From the base of the mast the lines continue to a drum which is mounted on the rear side of the mast.
The drum is connected to a motor spring which applies a constant torque to the drum.
In normal use the kite load is sufficient to unwind the lines off the drum. However if the lines become slack the motor spring rotates the drum and draws the lines to maintain a minimum tension in the lines.
The lines are paid out again once the kite is flying properly again.
The drum provides a line storage system when the kite is not in use.
In conjunction with the arrangements for kite control and load limiting described above, this system allows the kite to be controlled using the crew lines as the kite lines are taken in and paid out. If a small kite is used a lock may be provided on the drum to prevent the lines being taken in when the kite load is small.
Automatic kite control
(not yet tested)
For automatic control of the kite the crew line running to the lower corner of the kite is connected to a boom line. The remaining crew line is set to a fixed length and therefore maintains the upper control line at constant length.
The boom line runs from the crew line to the free end of the boom. The lengths of the boom line and crew lines are set so that when the kite is at the target height and power the two control lines are of equal length.
If the kite descends below the target height the boom lowers. The boom line pays out the crew line and lengthens the lower control line. As a result the kite turns and climbs back towards the target height.
If the kite ascends above the target height the boom rises. The boom line pulls the crew line and shortens the lower control line. As a result the kite turns and descends back towards the target height.
Offset boom self-weight
The self weight of the boom causes the boom to fall. The kite has to fly higher to lift the boom, this affects the alignment of the kite lines which causes the line of action of the kite lines to miss the centre of the keel which introduces a heeling moment.
The WindFly Rig includes a spring which balances the self weight of the boom. The spring allows the boom to operate as a spring balanced cantilever so that the kite lines do not have to support the boom: the alignment of the kite lines is therefore unaffected by the weight of the boom and the line of action of the kite lines always passes through the centre of the keel so that the boat does not heel.
Raising the foils
An uphaul and bungee downhaul can be used to raise and lower the foil(s). This is the same arrangement as is typically used to raise and lower rudders on sailing dinghys. The arrangement allows the foil(s) to rise to pass over obstructions that are hit.
A tiller can be used to steer the boat.
If two keel-rudders are used the tiller pintle is placed at the midpoint of the line that connects the pintles of the two 'keel-rudders'. This ensures that the distance between the stern of the tiller and the 'keel-rudders' remains constant as the tiller and the 'keel-rudders' rotate, a fixed length linkage can be used to connect the end of the tiller to each of the ‘keel-rudders’ so that all turn together.
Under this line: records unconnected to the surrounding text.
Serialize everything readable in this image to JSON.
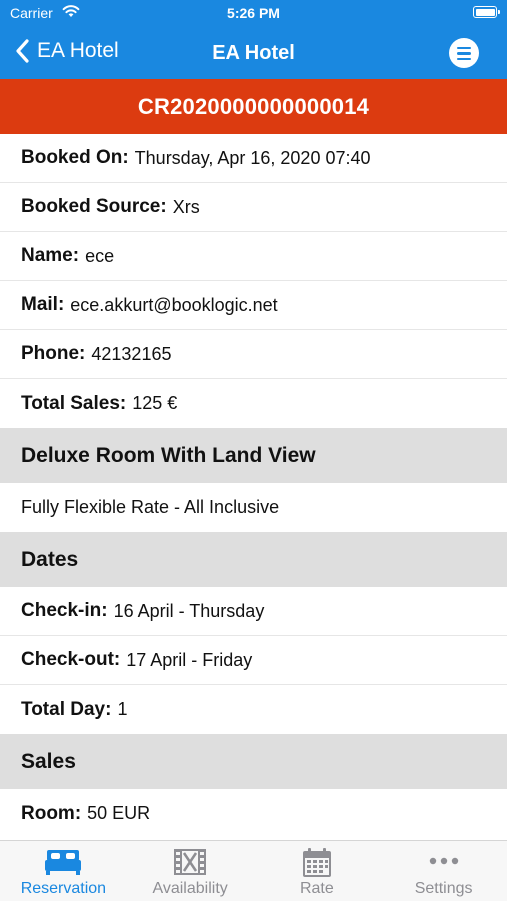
{
  "status_bar": {
    "carrier": "Carrier",
    "time": "5:26 PM"
  },
  "nav": {
    "back_label": "EA Hotel",
    "title": "EA Hotel"
  },
  "booking_code": "CR2020000000000014",
  "details": [
    {
      "key": "Booked On:",
      "value": "Thursday, Apr 16, 2020 07:40"
    },
    {
      "key": "Booked Source:",
      "value": "Xrs"
    },
    {
      "key": "Name:",
      "value": "ece"
    },
    {
      "key": "Mail:",
      "value": "ece.akkurt@booklogic.net"
    },
    {
      "key": "Phone:",
      "value": "42132165"
    },
    {
      "key": "Total Sales:",
      "value": "125 €"
    }
  ],
  "room": {
    "title": "Deluxe Room With Land View",
    "rate": "Fully Flexible Rate - All Inclusive"
  },
  "dates": {
    "title": "Dates",
    "items": [
      {
        "key": "Check-in:",
        "value": "16 April - Thursday"
      },
      {
        "key": "Check-out:",
        "value": "17 April - Friday"
      },
      {
        "key": "Total Day:",
        "value": "1"
      }
    ]
  },
  "sales": {
    "title": "Sales",
    "items": [
      {
        "key": "Room:",
        "value": "50 EUR"
      }
    ]
  },
  "tabs": [
    {
      "label": "Reservation",
      "icon": "bed-icon",
      "active": true
    },
    {
      "label": "Availability",
      "icon": "film-icon",
      "active": false
    },
    {
      "label": "Rate",
      "icon": "calendar-icon",
      "active": false
    },
    {
      "label": "Settings",
      "icon": "more-icon",
      "active": false
    }
  ],
  "colors": {
    "primary": "#1a88e0",
    "banner": "#dc3b10",
    "section_bg": "#dedede",
    "tab_inactive": "#8e8e93"
  }
}
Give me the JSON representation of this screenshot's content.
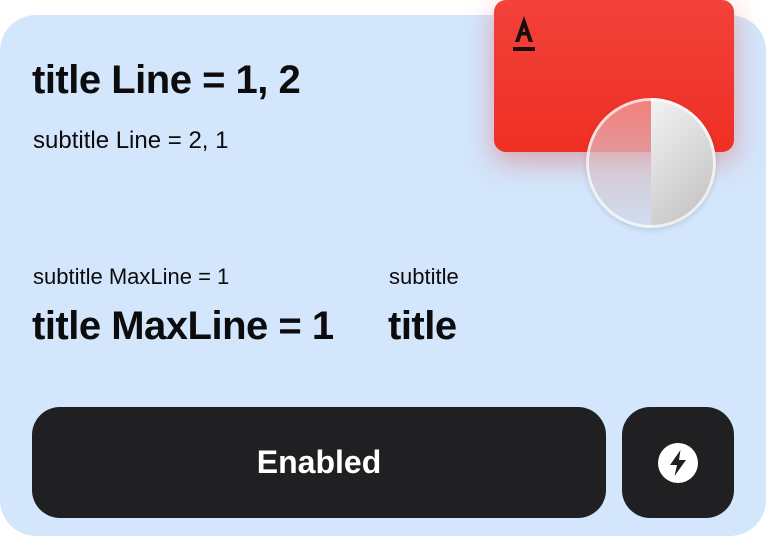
{
  "card": {
    "title_top": "title Line = 1, 2",
    "subtitle_top": "subtitle Line = 2, 1",
    "left_block": {
      "subtitle": "subtitle MaxLine = 1",
      "title": "title MaxLine = 1"
    },
    "right_block": {
      "subtitle": "subtitle",
      "title": "title"
    }
  },
  "decoration": {
    "brand_card_color": "#ef3a30",
    "brand_logo_icon": "alfa-logo-icon",
    "coin_icon": "coin-icon"
  },
  "actions": {
    "primary_label": "Enabled",
    "icon_button_icon": "lightning-bolt-icon"
  },
  "colors": {
    "card_bg": "#d3e6fb",
    "button_bg": "#202023",
    "text": "#0c0c0e"
  }
}
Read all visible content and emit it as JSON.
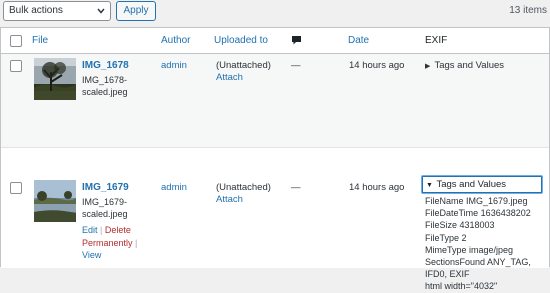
{
  "toolbar": {
    "bulk_actions_value": "Bulk actions",
    "apply_label": "Apply",
    "items_count": "13 items"
  },
  "columns": {
    "file": "File",
    "author": "Author",
    "uploaded_to": "Uploaded to",
    "comments_icon": "comment-bubble-icon",
    "date": "Date",
    "exif": "EXIF"
  },
  "rows": [
    {
      "title": "IMG_1678",
      "filename": "IMG_1678-scaled.jpeg",
      "author": "admin",
      "uploaded_to": "(Unattached)",
      "attach_label": "Attach",
      "comments": "—",
      "date": "14 hours ago",
      "exif_toggle": "Tags and Values",
      "exif_expanded": false
    },
    {
      "title": "IMG_1679",
      "filename": "IMG_1679-scaled.jpeg",
      "author": "admin",
      "uploaded_to": "(Unattached)",
      "attach_label": "Attach",
      "comments": "—",
      "date": "14 hours ago",
      "exif_toggle": "Tags and Values",
      "exif_expanded": true,
      "actions": {
        "edit": "Edit",
        "delete": "Delete Permanently",
        "view": "View"
      },
      "exif_lines": [
        "FileName IMG_1679.jpeg",
        "FileDateTime 1636438202",
        "FileSize 4318003",
        "FileType 2",
        "MimeType image/jpeg",
        "SectionsFound ANY_TAG,",
        "IFD0, EXIF",
        "html width=\"4032\""
      ]
    }
  ],
  "colors": {
    "link": "#2271b1",
    "delete": "#b32d2e",
    "row_alt_bg": "#f6f7f7",
    "border": "#c3c4c7"
  }
}
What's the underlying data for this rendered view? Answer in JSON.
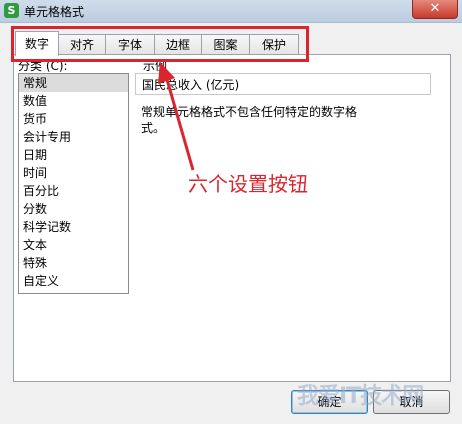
{
  "window": {
    "title": "单元格格式",
    "app_icon": "S",
    "close_glyph": "✕"
  },
  "tabs": [
    {
      "label": "数字",
      "active": true
    },
    {
      "label": "对齐"
    },
    {
      "label": "字体"
    },
    {
      "label": "边框"
    },
    {
      "label": "图案"
    },
    {
      "label": "保护"
    }
  ],
  "category": {
    "label": "分类 (C):",
    "items": [
      "常规",
      "数值",
      "货币",
      "会计专用",
      "日期",
      "时间",
      "百分比",
      "分数",
      "科学记数",
      "文本",
      "特殊",
      "自定义"
    ],
    "selected_index": 0
  },
  "sample": {
    "label": "示例",
    "value": "国民总收入 (亿元)"
  },
  "description": "常规单元格格式不包含任何特定的数字格式。",
  "annotation": "六个设置按钮",
  "buttons": {
    "ok": "确定",
    "cancel": "取消"
  },
  "watermark": "我爱IT技术网",
  "colors": {
    "annotation": "#d9262e",
    "titlebar": "#c4d4e6",
    "close": "#c7392c"
  }
}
Kite surfing equipment now includes an emergency quick release to allow the kite surfer to separate himself or herself from the kite. The same principle is adopted for the WindFly Rig, a quick release system allows the kite and WindFly Rig to be jettisoned in an emergency.
As with kitesurfing equipment a tiered release system is provided.
If the 'crew lines' are released the kite is fully depowered. This will be sufficient in most emergency situations.
A hook knife should be carried by the crew so that the lines can be cut to release the kite.
Quick release brackets are provided at all points where the rig is connected to the boat. One handle is pulled to release all of the quick release brackets, this separates the kite and the WindFly Rig from the boat.
Self righting capability
Since no heeling moment is applied to be boat a narrower hull can be used for displacement craft. This makes it easier to achieve a high angle of vanishing stability and a small or zero negative area on the static stability curve, both of which improve the self righting capability.
The angle of vanishing stability is the maximum angle of roll from which the boat will return to upright in calm water.